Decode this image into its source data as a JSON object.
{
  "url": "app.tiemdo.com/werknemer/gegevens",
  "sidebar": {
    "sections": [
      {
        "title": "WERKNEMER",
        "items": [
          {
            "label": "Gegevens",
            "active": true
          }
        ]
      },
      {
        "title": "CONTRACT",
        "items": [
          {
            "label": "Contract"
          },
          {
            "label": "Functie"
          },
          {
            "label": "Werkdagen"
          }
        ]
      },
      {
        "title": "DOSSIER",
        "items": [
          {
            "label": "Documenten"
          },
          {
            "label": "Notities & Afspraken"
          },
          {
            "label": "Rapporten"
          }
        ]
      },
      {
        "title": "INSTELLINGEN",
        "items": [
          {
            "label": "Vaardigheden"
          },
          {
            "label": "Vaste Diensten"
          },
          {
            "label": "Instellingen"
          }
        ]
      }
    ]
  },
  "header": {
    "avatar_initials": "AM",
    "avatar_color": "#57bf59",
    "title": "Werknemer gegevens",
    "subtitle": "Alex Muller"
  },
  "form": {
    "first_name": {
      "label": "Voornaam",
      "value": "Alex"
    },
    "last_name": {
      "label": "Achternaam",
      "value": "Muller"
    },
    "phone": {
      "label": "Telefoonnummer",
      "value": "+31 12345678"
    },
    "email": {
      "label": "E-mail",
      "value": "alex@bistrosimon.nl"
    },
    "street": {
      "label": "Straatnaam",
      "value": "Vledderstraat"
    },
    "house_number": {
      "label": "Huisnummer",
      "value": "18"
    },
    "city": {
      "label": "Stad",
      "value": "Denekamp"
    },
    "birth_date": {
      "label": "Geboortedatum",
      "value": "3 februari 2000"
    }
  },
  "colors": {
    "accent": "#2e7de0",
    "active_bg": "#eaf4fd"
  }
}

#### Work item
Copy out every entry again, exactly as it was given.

#### Solution to the problem
Decode this image into its source data as a JSON object.
{
  "url": "app.tiemdo.com/werknemer/gegevens",
  "sidebar": {
    "sections": [
      {
        "title": "WERKNEMER",
        "items": [
          {
            "label": "Gegevens",
            "active": true
          }
        ]
      },
      {
        "title": "CONTRACT",
        "items": [
          {
            "label": "Contract"
          },
          {
            "label": "Functie"
          },
          {
            "label": "Werkdagen"
          }
        ]
      },
      {
        "title": "DOSSIER",
        "items": [
          {
            "label": "Documenten"
          },
          {
            "label": "Notities & Afspraken"
          },
          {
            "label": "Rapporten"
          }
        ]
      },
      {
        "title": "INSTELLINGEN",
        "items": [
          {
            "label": "Vaardigheden"
          },
          {
            "label": "Vaste Diensten"
          },
          {
            "label": "Instellingen"
          }
        ]
      }
    ]
  },
  "header": {
    "avatar_initials": "AM",
    "avatar_color": "#57bf59",
    "title": "Werknemer gegevens",
    "subtitle": "Alex Muller"
  },
  "form": {
    "first_name": {
      "label": "Voornaam",
      "value": "Alex"
    },
    "last_name": {
      "label": "Achternaam",
      "value": "Muller"
    },
    "phone": {
      "label": "Telefoonnummer",
      "value": "+31 12345678"
    },
    "email": {
      "label": "E-mail",
      "value": "alex@bistrosimon.nl"
    },
    "street": {
      "label": "Straatnaam",
      "value": "Vledderstraat"
    },
    "house_number": {
      "label": "Huisnummer",
      "value": "18"
    },
    "city": {
      "label": "Stad",
      "value": "Denekamp"
    },
    "birth_date": {
      "label": "Geboortedatum",
      "value": "3 februari 2000"
    }
  },
  "colors": {
    "accent": "#2e7de0",
    "active_bg": "#eaf4fd"
  }
}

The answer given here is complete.